That letter came after commissioners' initial approval in May of the $120,000 to lure the 200 new jobs. It also came a month after plans for the first phases of the construction project were filed with the city.
Norden said the investment in a new building and lease represents a solid, long-term commitment to Tampa. He noted that the money will be paid in installments starting in the fifth year of the lease, ensuring jobs stay here if the company hopes to collect.
In an e-mail statement, PricewaterhouseCoopers spokesman Steven Silber said: "This project is a win for all parties — for Tampa taxpayers, for Tampa's economic development and for the people of PwC, who are committed to the greater Tampa community for the long term. We look forward to maintaining and potentially increasing our work force in Tampa."
One person not overly concerned about what the company said this week compared with what it said in its application is Tampa Mayor Bob Buckhorn. He said he's not concerned because the deal will prove to be a good one over the long haul, including city taxpayers contributing half of the subsidy.
Buckhorn said he thinks revisiting whether PricewaterhouseCoopers actually qualifies for the money will send a poor signal to the business community.
"It's a competitive environment," he said. "I'm certain that they shopped their options. I don't know that for a fact, but I've got to believe that they did.
"In the larger scheme of things, this was a worthwhile investment and over time will inure to the gain of the taxpayers significantly."
Times staff writer Jeff Harrington contributed to this report.

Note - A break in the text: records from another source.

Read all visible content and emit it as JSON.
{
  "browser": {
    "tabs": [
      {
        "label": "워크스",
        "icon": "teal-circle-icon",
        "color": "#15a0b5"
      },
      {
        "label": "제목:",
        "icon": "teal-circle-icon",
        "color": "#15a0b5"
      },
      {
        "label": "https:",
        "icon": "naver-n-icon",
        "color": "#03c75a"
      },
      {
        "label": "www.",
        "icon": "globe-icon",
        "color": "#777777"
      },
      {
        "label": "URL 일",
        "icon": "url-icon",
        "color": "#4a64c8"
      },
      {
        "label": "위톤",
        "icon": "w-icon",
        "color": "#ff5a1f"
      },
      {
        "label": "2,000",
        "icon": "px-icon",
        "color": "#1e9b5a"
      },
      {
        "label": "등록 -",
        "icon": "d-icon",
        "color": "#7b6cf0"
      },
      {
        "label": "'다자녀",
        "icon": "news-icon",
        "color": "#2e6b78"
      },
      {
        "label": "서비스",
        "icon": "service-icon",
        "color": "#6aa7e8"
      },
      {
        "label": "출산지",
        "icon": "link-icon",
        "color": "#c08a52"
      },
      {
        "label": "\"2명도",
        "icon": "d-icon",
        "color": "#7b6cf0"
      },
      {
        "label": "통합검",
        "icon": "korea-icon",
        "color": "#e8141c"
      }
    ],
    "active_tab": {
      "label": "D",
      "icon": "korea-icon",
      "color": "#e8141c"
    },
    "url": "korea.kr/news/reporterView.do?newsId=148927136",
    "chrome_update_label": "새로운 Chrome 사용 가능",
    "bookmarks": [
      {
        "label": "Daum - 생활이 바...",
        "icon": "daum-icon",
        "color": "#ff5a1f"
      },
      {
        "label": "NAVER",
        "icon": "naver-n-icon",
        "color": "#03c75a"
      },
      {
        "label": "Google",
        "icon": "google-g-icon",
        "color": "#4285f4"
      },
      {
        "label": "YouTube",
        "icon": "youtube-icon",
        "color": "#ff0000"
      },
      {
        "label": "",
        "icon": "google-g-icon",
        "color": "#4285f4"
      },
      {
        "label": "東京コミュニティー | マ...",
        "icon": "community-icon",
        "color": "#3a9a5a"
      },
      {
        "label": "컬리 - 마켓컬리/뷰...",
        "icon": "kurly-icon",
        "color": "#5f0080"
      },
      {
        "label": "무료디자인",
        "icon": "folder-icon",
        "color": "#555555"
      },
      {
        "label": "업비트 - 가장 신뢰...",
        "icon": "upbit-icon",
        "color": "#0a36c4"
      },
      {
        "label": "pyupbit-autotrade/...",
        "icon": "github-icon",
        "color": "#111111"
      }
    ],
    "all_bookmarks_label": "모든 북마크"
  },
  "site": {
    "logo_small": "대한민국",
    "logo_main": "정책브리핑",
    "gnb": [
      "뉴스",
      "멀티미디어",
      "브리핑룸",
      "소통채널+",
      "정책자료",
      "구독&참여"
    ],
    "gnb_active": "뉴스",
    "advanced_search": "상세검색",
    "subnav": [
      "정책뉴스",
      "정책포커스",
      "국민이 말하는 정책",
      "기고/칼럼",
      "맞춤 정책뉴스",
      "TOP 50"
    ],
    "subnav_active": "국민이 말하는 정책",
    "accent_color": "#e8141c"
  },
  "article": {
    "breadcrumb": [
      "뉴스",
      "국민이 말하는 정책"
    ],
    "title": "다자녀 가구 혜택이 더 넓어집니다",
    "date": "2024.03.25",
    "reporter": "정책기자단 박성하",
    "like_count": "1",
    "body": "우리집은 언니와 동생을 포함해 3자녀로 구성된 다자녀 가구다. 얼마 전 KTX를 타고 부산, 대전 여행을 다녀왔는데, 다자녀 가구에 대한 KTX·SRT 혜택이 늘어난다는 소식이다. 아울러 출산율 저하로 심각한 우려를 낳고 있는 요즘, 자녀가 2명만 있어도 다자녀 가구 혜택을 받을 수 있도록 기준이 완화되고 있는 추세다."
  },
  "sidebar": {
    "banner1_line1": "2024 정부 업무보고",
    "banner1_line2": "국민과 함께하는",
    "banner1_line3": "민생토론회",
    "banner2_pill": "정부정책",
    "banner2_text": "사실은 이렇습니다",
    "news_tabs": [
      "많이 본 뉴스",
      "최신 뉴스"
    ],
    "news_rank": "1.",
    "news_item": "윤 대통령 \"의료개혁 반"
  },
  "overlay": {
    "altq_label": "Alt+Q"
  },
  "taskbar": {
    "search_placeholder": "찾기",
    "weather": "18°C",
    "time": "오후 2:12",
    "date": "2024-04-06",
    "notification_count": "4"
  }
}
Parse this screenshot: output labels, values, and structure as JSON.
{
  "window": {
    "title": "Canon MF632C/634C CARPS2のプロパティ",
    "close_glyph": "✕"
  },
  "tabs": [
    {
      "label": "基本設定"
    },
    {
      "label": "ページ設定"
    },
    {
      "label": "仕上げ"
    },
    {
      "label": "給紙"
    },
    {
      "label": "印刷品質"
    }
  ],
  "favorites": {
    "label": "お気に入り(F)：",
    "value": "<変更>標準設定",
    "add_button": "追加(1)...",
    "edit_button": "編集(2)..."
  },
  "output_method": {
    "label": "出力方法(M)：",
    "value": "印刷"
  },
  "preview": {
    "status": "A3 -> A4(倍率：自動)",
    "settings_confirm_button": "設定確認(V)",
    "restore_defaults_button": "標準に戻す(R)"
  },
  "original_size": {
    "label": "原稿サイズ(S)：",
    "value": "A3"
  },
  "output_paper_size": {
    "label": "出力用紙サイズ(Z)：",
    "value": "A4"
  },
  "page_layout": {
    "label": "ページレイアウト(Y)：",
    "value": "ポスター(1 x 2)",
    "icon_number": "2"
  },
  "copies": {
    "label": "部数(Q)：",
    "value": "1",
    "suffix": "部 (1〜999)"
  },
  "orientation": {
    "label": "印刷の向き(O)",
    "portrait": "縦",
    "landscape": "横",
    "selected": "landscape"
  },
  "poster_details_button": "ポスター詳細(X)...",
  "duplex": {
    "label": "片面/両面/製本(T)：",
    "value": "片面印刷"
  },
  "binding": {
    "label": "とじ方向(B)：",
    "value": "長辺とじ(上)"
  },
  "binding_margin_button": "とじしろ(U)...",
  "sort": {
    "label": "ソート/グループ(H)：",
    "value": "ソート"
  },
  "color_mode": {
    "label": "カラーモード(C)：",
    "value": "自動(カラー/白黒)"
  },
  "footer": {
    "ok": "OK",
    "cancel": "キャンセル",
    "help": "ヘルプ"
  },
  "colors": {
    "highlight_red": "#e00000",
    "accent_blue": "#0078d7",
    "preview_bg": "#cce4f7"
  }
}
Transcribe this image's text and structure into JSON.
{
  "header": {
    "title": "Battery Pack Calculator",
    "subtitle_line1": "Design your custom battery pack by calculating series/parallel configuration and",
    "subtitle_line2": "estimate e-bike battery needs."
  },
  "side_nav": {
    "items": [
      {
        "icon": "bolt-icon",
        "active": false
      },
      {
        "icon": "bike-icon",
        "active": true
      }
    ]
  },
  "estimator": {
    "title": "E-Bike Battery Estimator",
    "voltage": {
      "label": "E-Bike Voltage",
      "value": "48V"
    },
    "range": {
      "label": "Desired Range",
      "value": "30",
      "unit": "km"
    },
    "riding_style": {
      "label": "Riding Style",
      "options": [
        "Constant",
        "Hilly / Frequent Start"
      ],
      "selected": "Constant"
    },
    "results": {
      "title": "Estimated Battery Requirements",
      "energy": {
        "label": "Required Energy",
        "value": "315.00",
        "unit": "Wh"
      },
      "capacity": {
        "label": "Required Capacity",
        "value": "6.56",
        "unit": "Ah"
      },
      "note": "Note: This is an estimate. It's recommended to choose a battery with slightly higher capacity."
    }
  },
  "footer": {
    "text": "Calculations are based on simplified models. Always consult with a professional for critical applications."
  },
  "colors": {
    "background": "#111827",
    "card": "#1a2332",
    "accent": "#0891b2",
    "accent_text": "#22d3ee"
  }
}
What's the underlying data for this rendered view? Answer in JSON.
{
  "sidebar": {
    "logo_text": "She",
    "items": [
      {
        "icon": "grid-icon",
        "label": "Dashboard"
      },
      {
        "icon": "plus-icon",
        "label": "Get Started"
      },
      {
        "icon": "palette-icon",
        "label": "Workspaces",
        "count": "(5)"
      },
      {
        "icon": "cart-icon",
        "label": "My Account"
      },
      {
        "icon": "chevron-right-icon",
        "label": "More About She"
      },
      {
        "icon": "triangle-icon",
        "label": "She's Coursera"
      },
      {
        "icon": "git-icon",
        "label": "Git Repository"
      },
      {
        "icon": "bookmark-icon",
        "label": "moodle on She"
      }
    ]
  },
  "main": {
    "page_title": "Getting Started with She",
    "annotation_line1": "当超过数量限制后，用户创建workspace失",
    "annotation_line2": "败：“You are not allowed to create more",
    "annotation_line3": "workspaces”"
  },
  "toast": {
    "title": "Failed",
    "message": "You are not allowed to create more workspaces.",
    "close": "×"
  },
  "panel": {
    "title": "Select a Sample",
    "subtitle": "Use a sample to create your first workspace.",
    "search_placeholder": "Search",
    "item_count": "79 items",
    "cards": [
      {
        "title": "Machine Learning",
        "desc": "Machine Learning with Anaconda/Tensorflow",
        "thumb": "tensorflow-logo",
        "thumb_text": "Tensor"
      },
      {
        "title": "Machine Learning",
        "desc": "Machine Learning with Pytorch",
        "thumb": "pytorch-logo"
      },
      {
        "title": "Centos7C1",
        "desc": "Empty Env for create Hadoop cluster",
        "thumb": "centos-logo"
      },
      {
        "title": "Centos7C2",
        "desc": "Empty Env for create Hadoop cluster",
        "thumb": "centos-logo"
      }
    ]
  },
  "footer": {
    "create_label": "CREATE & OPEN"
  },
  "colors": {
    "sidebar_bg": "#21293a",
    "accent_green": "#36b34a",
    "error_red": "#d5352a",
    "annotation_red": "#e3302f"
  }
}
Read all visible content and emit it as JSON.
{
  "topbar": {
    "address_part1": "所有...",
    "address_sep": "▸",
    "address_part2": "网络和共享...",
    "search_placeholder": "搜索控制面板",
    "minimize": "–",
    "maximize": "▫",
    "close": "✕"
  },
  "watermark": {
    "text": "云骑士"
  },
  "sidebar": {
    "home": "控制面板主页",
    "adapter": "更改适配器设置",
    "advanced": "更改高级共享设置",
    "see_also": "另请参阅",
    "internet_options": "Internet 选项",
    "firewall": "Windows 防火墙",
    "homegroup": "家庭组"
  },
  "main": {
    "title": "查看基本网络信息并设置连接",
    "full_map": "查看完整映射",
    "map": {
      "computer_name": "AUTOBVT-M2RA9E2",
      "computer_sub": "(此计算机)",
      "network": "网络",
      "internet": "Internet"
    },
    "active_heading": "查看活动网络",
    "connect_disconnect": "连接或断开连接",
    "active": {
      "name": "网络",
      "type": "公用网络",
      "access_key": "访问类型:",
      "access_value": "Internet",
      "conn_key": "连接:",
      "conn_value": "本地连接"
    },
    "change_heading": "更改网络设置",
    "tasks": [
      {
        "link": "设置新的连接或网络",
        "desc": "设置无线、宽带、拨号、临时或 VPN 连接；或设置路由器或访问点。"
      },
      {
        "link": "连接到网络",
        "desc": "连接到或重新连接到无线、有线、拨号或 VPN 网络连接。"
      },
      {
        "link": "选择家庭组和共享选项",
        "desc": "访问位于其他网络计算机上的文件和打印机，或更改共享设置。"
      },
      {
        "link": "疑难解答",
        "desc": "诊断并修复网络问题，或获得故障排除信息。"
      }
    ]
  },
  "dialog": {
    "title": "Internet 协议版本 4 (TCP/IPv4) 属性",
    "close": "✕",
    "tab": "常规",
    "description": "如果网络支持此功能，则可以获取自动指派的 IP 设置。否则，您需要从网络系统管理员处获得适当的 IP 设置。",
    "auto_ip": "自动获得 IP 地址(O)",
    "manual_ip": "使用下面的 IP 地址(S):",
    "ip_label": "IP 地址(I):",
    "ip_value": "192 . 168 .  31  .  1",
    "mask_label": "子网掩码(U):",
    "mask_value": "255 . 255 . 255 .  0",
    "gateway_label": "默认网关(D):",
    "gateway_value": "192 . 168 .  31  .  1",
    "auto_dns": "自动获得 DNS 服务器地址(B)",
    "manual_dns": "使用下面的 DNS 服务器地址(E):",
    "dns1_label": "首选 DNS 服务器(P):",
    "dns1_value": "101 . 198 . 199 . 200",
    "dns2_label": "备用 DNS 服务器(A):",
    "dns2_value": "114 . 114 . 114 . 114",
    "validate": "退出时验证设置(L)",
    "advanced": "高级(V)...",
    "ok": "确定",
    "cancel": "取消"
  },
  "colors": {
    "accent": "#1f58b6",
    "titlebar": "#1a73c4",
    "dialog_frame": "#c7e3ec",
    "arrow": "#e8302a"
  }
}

Based on government documents, PricewaterhouseCoopers has several times made promises to create jobs here that never materialized. Since 1997, the company has entered into four previous agreements with state and local authorities to receive tax rebates for creating high-paying jobs. Had the firm met requirements of the agreements, it would have received millions of dollars in rebates for creating at least 1,045 jobs. However, three of the agreements were a bust. Only one made it past the first year: a pledge in 2005 to create at least 320 jobs paying at least $49,000 each. For meeting those terms, the firm was eligible to receive up to almost $1 million from the city, county and state.